So that is my fitness and I am pretty fit at the moment. But what about my health?
I afraid it is not such a positive note here ... I had an evaluation last week (blood pressure and blood analysis) and the results have come back. The areas for concern are my systolic blood pressure number (121) - which is at the bottom of the "High Normal" range, and my cholesterol numbers. My total cholesterol number was 218 mg/dl which puts me in the "Borderline high" range. The HDL ("good cholesterol") number was fine (50), but the LDL ("bad cholesterol") was in the "Borderline high" range with a 141.
Jennifer has made an appointment with my doctor so we can figure out the right approach for getting my blood pressure and cholesterol back into normal ranges. Hopefully this won't involve drugs!!!
Last week capped off a solid block of training leading into some races this month. I've been very consistent and hope it pays off in my performances. Here's a picture of training over the last few weeks. The first week shown there is the week following the Lake Murray triathlon and then the remaining weeks until now. This week will be much lighter as I'm hoping to realize the fitness gains from this block going into the upcoming races.
The basic structure has been 10-12km of swimming (4 sessions per week), around 8.5 hours on the bike, with the run building to just over 30 miles last two weeks, and as much core strength work as I can squeeze in. Had I not crashed at Mt. Mitchell the cycling time for 5/18 week would have been quite a bit higher.
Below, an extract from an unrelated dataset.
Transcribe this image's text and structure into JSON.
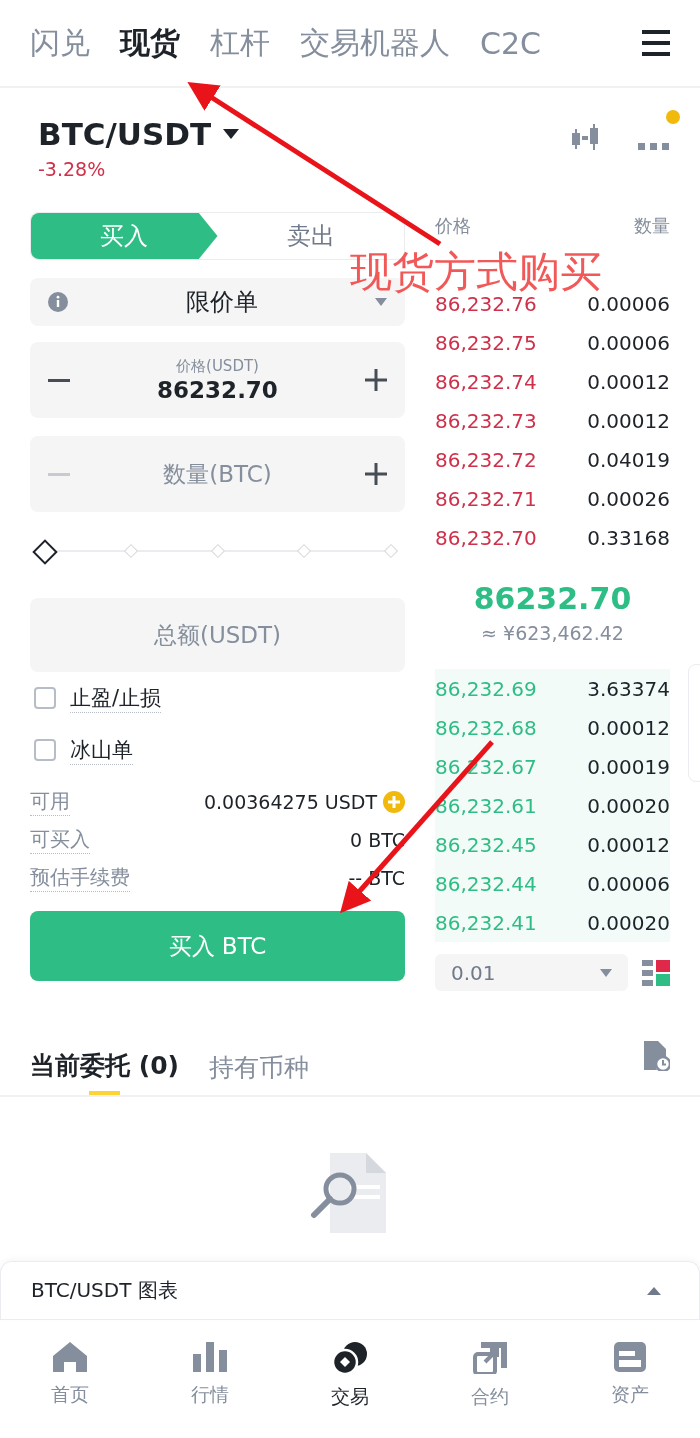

Unfortunately I won't get the boost I was hoping for from Mitchell, but other than that, it's gone off without a hitch.
I have some ambitious goals for Festival of Flowers. Last year I finished 19th overall with a poor swim (27:48) and terrible run (43:54). This year I'm hoping to shave at least 6 minutes off my time from last year (2:13:47) and place in the top 10. Last year a 2:07 would have put you in 10th place. Maybe I'm being optimistic but I'm seeing 6 minutes on the swim and run alone with just a steady effort. I think 24 minutes on the swim is very realistic and I will be very disappointed if I run over 40 minutes!! Last year I rode just over an hour (1:00:23) for a near 24 mph average ... so obviously I'm aiming to redeem myself by going under an hour! The one thing to watch out for here is the heat. This is the first race on the circuit where the heat starts to play a role and, in the past, it has caught me off guard (hence the dismal run last year).
I'll leave you with this picture from last Monday. Me a my girls, relaxing on the boat and lovin' it.